UGA shot 42.3 percent from behind the arc in a 70-68 overtime victory in Starkville. That was part of a three-game stretch in which the Bulldogs made 44.3 percent on 3-pointers.
For the season, they’re making just 31.5 percent, which ranks ninth in the SEC.
“Well, to me, every good player has a bad game,” freshman Kentavious Caldwell-Pope. “You’ve just got to come in focused and get ready to just make some shots, I guess.”
Caldwell-Pope made 6 of 12 from 3-point range against State, and he’s shooting 31.1 percent on the season. MSU coach Rick Stansbury knows Georgia’s numbers don’t look pretty, but he doesn’t put much stock in them, either.
“So we don’t look at Georgia at all as a team that’s not a very good shooting team,” Stansbury said. “I think they’re a really good-shooting basketball team. That was the difference in our game.”
Grant focused in
Alabama, which faces South Carolina today, has been through some ups and downs this season. It lost four in a row in January, then starting forward Tony Mitchell was suspended on Feb. 7 – it turned into a season-long suspension.
Then the other starting forward, JaMychal Green, was suspended for four games, returning Feb. 25 against MSU.
Alabama now finds itself at 20-10 and in good position for an NCAA tournament berth, and a big reason for that is coach Anthony Grant’s singular focus on the present. When asked about the turmoil from earlier in the season, Grant stuck to his one-day-at-a-time mantra.
“Our guys have shown an ability to move on and to worry about things they can control in terms of today,” Grant said. “That was two, three weeks ago and has no bearing on where we are as a team. We’ve moved on. We’re living in today.”
Ole Miss was down 11 points to Auburn with 15 minutes, 30 seconds left in Oxford in February. That’s when Murphy Holloway took over.
The Rebels went on a 14-0 run that included 12 straight points from Holloway, and Ole Miss pulled out a 61-54 win.
Auburn coach Tony Barbee wants to keep that from happening tonight.

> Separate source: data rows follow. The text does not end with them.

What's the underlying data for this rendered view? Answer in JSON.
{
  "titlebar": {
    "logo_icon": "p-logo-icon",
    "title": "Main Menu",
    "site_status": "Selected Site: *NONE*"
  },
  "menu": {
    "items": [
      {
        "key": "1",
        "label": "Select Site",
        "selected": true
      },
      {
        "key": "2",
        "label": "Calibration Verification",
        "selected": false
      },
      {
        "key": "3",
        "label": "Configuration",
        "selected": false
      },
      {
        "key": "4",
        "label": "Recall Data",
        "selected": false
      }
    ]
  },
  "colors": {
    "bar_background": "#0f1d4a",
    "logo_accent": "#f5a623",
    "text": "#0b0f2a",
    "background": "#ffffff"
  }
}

“The biggest thing is when we are in our zone, that’s really where he got going in that second game when he had his own personal 12-0 run. Even in our zone we’re going to have to find him, put a body on him and keep him off the glass,” Barbee said.
Holloway finished with 20 points and 11 rebounds as the Rebels earned a regular-season split with the Tigers.
Barbee says he feels like Auburn has been successful by mixing up its defenses against Ole Miss. The Rebels shot 36.1 percent in a two-overtime loss at Auburn and 44.9 at home.
Auburn players say they can see the impact that Holloway has for Ole Miss.
“He’s an energy guy,” said senior forward Kenny Gabriel, who averages 2.3 blocked shots. “Once he gets going, their whole team gets going.”
Guard Frankie Sullivan said it’s important for Auburn not to give up on Holloway on any defensive trip.
“He’s got a knack for getting to the ball even if it’s not in his place. He can offensive rebound from the weak side,” he said.
LSU looking for run
It wasn’t that long ago that LSU was getting “bubble love” in NCAA tournament conversations.
Then came a three-game losing streak to end the regular season. It began with a blowout loss in Oxford, a 72-48 victory for Ole Miss, the first of three-straight wins to close the season for the Rebels.
LSU followed its Oxford visit with a 74-69 overtime loss at home to Tennessee and a 67-52 loss at Auburn, the Rebels’ opening-day opponent Thursday.
LSU finished the regular season 17-13, 7-9 in the league and finds itself with the advantage of playing the SEC tournament in its own backyard but with the disadvantage of being in the No. 8 seed and No. 9 seed game as the LSU-Arkansas winner faces No. 1 Kentucky.
“We know it’s all on us, and we know we can fix things,” said LSU center Justin Hamilton. “We lost the last three games, but we’re working on getting back to playing LSU basketball … with effort and intensity.”
Players said defensive lapses have been the primary reasons for the losing streak.
While Kentucky is the obvious favorite to win the SEC tournament, LSU coach Trent Johnson doesn’t see the 8-9 winner as having a lost cause.
“If any team is not ready to play at its best, certainly other teams can advance in this tournament,” he said. “Lots of things happen this time of year.”